Resources legitimately help women in business because they go right to the root of the problems women face.
For example, Forbes reports that one of the largest barriers blocking women from success is the lack of mentorship and networking opportunities. One Venture report found that “only 8% of partners in the top 100 venture capital firms are female.”
As a result, women often suffer from “similar-to-me-effect,” feeling discouraged by the lack of peers or mentors who look like them. Networking or community resources like The Female Entrepreneurship Association remedy this issue and help women increase their confidence.
Gaining access to capital can be a big struggle for women, particularly because another key problem women in business face is a lack of visibility. The media does not shine its spotlight as brightly on women as it does men, with research showing “only 26% of internet news stories and media tweets combined focus on women.”
In response, there’s been an increase in resources dedicated to giving women a bigger platform, like Globally Spotted and Savor the Success, and organizations focusing workshops or online classes on how women can better take advantage of social media.
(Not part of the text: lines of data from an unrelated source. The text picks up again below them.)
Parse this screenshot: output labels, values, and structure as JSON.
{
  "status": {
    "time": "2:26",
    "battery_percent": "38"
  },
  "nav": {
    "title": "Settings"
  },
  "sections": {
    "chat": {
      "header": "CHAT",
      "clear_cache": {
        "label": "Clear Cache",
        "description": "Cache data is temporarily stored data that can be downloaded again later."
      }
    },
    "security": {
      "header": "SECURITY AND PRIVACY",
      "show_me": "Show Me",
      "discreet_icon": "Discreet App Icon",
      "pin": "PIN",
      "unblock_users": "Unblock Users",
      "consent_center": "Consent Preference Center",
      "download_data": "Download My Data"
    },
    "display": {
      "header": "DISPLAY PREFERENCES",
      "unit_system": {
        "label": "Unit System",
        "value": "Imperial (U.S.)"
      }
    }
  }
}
Do Women in Business Resources Actually Help?
We’ve established that there are a plethora of resources women can turn to for help, but where is the proof that these resources actually help?
Recent research by Boston Consulting Group (BCG) on the state of female entrepreneurship came to one powerful conclusion: if female entrepreneurs received the same amount of support as their male counterparts, the global economy would experience a $5 trillion boost. This statistic simultaneously demonstrates the lack of support for female founders and the immense potential that women in business have.
Other statistics speak to the specific struggles women face and how resources can help. For example, the Senate Committee on Small Business and Entrepreneurship found that “only 4 percent of the total dollar value of small business loans goes to women entrepreneurs.”
The divide is similarly stark in regard to bank loans: "Financial resources — especially access to capital — can be critical to the success of a small business, yet less than 20 percent of small business bank loans are made to women," Gerri Detweiler, education director for Nav, told American Express.
What also reveals the success of these resources are the various testimonies from leading entrepreneurs. For example, Melissa Rogne, the president and founder of Rejuv Medical Aesthetic Clinic, explained how using mentorship resources was critical to getting her business off the ground.
"In addition to funding, I've found mentoring from other women business owners to be critical," she said. "The first few years of business ownership can be very discouraging. You put in an incredible number of hours without any financial return. Having the support of others who have been there to assure you that you're making the right decisions and that there is a payoff in the future is invaluable."
Another strong proponent of the power of female-focused resources is co-Founder and co-CEO of ThirdLove, Heidi Zak, who told Quora how taking advantage of available support helped her business thrive. “I’ve been exploring the different resources out there for years now, and I wanted to share the ones I’ve found most helpful as a female founder,” said Zak.
The events and conferences that she found the most useful were actually the ones with both genders present. “I’d say you should spend at least 75% of your time at dual-gender events,” Zak said. The ones she recommends are TED/TedWomen, Shoptalk, and Fortune Tech.
Additionally, she spoke about the groups that she thinks other entrepreneurs should get involved in. Her two suggestions were All Raise, which she describes as “a great organization dedicated to connecting female founders with female mentors and VCs, and increasing the percentage of female partners in venture capital firms.”
She also lauded the Young Presidents’ Organization, a confidential way to meet with and talk to executives across a wide array of industries.
Today, Zak’s company has a valuation of over $750 million, so if you’re not going to listen to us, you should probably listen to her.